The 30-something man – played in a neutral, low-key style by model Li Xueqing 李学庆 – meets family and old friends, reopens his late father’s small restaurant, bumps into a woman he once had a relationship with, and comes close to having a new relationship with a dance teacher he knew when she was a kid. All of them seem keener to re-establish friendships with him than he is with them, and the film thus becomes one about continuing loss (time moves on, people pass away) but with a curiously untragic flavour. The man holds his secret from almost everyone and seems at peace with himself, more so than those around him.
It’s an original idea that the filmmakers and scriptwriter Ying Liang 应亮 never push beyond its fragile limitations, and is all the better for it: in its emotional delicacy the movie sometimes recalls the purity of the recent  Under the Hawthorn Tree 山楂树之恋 by Zhang Yimou 张艺谋. As the Tujia dance teacher with a troubled backstory, model-actress Shang Hua 尚华 (from the 2008 comedy Lao Wu’s Oscar 老五的奥斯卡) is suitably graceful but a bit wooden compared with the rest of the cast, all of whom blend naturally into the smalltown setting. Production credits are strong, with textured photography by Chinese American d.p. Zhu Zhigang 朱志刚 [Jeffrey Chu] (Stand by Me 奋斗, 2011) and delicate scoring by Zhang Xiao 张骁.

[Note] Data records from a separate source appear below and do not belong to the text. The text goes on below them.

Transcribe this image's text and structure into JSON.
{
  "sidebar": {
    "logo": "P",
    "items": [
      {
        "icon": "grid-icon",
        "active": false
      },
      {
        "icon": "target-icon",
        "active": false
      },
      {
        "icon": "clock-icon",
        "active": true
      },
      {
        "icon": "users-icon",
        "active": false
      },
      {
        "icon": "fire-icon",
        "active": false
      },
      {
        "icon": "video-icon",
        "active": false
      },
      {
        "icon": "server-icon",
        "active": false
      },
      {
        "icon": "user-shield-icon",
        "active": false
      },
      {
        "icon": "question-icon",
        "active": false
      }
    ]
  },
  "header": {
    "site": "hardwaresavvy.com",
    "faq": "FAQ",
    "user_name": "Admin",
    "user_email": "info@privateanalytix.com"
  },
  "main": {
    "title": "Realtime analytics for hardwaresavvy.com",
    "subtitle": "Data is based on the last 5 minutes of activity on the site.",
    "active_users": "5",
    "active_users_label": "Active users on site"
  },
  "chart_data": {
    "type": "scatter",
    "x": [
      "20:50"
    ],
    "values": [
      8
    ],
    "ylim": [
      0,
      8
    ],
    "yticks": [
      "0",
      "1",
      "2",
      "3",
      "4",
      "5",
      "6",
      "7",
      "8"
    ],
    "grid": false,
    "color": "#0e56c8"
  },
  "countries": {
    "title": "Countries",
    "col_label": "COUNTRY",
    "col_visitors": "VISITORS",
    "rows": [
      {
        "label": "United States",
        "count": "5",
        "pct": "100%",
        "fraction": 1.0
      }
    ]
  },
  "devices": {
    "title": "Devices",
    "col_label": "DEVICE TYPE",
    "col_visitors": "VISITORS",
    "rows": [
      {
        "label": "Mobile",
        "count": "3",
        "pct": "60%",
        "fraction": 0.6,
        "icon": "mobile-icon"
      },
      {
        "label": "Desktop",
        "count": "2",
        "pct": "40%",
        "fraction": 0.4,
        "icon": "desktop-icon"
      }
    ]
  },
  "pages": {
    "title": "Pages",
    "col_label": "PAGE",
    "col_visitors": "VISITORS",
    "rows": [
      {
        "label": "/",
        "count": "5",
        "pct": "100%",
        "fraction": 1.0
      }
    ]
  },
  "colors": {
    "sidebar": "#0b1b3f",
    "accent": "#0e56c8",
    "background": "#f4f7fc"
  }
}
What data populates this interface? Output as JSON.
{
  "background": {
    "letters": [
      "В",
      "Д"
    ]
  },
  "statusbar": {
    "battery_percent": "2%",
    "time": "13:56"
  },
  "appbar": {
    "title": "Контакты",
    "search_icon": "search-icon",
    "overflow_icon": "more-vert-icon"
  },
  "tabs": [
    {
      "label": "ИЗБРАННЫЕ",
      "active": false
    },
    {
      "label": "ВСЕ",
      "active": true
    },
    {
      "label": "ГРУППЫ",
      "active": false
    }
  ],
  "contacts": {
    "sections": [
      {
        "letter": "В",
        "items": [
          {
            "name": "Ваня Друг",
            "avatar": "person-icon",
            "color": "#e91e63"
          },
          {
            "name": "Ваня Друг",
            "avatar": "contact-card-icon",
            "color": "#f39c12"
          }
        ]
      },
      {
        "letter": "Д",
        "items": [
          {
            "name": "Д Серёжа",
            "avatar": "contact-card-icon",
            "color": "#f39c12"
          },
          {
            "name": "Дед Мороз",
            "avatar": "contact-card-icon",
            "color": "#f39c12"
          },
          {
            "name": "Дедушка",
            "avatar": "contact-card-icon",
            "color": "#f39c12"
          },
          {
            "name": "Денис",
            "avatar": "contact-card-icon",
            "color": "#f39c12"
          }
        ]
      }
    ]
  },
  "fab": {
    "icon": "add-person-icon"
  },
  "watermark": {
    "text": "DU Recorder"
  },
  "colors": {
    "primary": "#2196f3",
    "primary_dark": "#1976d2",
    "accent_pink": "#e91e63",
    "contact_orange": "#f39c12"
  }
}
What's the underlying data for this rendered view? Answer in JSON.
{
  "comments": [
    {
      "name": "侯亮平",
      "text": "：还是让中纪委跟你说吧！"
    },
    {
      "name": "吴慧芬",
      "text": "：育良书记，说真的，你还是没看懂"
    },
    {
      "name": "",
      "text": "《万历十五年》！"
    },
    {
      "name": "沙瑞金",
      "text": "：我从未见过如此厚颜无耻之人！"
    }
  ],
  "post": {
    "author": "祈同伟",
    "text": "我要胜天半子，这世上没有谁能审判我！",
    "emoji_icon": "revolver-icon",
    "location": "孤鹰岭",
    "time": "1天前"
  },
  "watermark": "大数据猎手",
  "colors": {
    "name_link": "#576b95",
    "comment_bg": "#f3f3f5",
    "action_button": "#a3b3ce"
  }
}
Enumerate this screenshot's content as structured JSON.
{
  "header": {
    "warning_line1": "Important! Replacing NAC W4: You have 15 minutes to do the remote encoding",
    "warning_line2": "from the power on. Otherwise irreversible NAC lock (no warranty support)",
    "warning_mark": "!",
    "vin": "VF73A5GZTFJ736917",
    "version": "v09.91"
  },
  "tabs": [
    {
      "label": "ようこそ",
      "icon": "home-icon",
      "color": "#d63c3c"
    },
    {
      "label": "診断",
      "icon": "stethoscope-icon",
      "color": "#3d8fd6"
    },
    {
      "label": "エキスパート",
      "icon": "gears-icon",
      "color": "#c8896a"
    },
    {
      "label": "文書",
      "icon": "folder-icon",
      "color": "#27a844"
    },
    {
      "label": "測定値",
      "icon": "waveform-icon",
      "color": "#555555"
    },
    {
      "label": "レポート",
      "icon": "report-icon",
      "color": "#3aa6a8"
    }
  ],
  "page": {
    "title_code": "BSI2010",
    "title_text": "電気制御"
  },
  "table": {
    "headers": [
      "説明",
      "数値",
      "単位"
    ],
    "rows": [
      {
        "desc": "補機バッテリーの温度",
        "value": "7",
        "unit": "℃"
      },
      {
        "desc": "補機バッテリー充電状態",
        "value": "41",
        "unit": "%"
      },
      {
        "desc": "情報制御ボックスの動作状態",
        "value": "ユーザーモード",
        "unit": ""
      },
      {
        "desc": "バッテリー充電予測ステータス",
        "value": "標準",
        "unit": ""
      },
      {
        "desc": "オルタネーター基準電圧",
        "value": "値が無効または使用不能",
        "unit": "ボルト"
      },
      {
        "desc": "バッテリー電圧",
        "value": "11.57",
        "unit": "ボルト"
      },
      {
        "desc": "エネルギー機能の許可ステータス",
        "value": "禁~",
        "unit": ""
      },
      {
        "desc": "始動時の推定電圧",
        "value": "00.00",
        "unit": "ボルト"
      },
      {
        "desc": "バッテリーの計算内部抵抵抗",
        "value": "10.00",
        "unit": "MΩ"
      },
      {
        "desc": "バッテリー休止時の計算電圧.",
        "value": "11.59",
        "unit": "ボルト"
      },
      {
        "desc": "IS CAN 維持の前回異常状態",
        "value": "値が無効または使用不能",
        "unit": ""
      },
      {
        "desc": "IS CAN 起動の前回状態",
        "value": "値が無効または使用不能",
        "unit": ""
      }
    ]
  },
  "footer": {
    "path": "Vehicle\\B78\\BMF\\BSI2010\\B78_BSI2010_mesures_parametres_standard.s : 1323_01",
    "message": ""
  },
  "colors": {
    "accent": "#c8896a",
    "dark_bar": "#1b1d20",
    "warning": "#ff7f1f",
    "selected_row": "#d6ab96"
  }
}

Presented by Chongqing Olmec Communications (CN), Chongqing University Meishi Film College Management (CN), Chongqing Yingfeng Culture Communication (CN). Produced by Chongqing Youyang Tujia & Miao Autonomous Prefecture Committee, Chongqing University Meishi Film College (CN), Beijing Dahe Dongliu Culture Communication (CN).
Script: Ying Liang. Photography: Zhu Zhigang [Jeffrey Chu]. Editing: Jiang Tianzeng. Music: Zhang Xiao. Art direction: Zhang Ning. Costumes: Cai Wenyao, Ya Ping. Sound: Luo Jun. Choreography: Gao Liqing.
Cast: Li Xueqing (Tan Bingjian), Shang Hua (Liao Yun), Shang Yubo (Huang Xinzhong), Xin Yi’na (Tan Xiaoxuan, Tan Bingjian’s younger sister), Zhao Hu, Guan Junbing, Wang Xi, Liu Jing, Sun Jizhao, Zhang Nan, Qi Jiefu, Shangguan Fei.
Release: China, 7 Apr 2011.
(Review originally published on Film Business Asia, 22 Jun 2011.)